Work to complete:
Take every line from the records below that includes the word "Degrees".

Excerpts from an interface dataset:
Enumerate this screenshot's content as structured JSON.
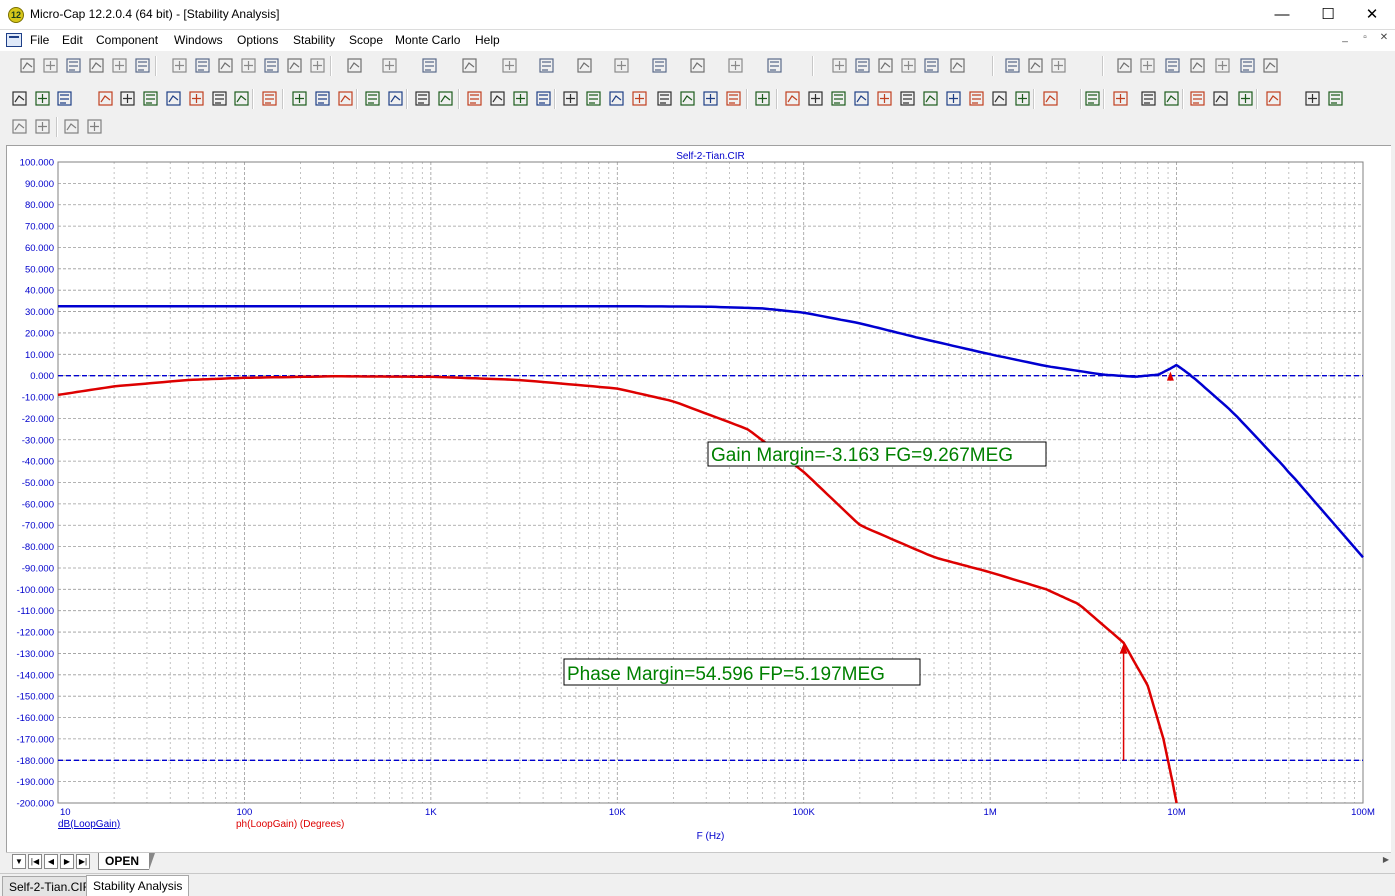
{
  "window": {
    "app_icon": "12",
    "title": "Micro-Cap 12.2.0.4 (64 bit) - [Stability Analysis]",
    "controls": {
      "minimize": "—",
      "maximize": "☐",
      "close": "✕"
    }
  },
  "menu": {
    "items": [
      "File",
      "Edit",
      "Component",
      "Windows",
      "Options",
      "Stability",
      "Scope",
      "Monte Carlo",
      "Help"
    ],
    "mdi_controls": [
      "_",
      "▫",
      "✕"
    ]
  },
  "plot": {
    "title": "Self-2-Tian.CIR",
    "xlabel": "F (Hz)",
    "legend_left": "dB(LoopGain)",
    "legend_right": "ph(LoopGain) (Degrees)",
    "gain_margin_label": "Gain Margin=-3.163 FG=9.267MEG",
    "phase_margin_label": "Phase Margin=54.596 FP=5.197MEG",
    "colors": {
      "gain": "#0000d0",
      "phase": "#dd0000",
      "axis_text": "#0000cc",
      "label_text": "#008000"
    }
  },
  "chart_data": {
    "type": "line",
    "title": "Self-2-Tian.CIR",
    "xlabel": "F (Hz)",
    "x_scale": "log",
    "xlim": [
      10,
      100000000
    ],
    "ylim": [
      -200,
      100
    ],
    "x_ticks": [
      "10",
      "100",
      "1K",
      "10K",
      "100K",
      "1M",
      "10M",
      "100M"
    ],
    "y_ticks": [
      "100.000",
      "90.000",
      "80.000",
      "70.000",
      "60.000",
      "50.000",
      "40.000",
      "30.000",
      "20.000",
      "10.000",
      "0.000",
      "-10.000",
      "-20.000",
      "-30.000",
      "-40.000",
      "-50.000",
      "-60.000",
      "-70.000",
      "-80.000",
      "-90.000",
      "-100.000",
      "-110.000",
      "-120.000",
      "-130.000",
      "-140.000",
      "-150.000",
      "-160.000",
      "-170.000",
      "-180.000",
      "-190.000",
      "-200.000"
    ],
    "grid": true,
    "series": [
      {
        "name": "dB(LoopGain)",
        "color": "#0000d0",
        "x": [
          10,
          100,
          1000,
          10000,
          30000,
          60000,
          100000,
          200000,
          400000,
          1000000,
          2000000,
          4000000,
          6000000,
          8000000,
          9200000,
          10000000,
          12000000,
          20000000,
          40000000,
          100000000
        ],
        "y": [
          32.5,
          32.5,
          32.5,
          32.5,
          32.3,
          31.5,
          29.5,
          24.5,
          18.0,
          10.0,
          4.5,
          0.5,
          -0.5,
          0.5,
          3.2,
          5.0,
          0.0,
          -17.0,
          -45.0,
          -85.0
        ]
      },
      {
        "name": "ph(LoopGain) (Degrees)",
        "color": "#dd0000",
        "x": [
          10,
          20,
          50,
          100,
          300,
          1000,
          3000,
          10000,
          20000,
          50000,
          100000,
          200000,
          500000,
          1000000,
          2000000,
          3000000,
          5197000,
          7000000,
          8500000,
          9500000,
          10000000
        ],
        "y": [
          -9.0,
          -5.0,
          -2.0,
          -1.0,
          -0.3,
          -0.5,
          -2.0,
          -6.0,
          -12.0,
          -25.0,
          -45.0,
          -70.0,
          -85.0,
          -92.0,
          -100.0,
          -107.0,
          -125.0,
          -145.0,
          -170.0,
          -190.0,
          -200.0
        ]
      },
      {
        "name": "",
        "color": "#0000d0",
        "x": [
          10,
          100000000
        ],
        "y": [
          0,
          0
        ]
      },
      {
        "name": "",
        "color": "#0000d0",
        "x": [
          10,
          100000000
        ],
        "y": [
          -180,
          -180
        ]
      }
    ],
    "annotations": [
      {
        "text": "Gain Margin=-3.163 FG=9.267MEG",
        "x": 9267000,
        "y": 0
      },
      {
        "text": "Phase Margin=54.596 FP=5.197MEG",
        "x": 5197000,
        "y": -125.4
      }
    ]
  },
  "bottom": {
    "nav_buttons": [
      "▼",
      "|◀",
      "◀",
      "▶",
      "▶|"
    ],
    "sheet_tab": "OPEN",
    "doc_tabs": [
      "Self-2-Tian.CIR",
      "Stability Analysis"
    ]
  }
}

Result below:
    "legend_right": "ph(LoopGain) (Degrees)",
        "name": "ph(LoopGain) (Degrees)",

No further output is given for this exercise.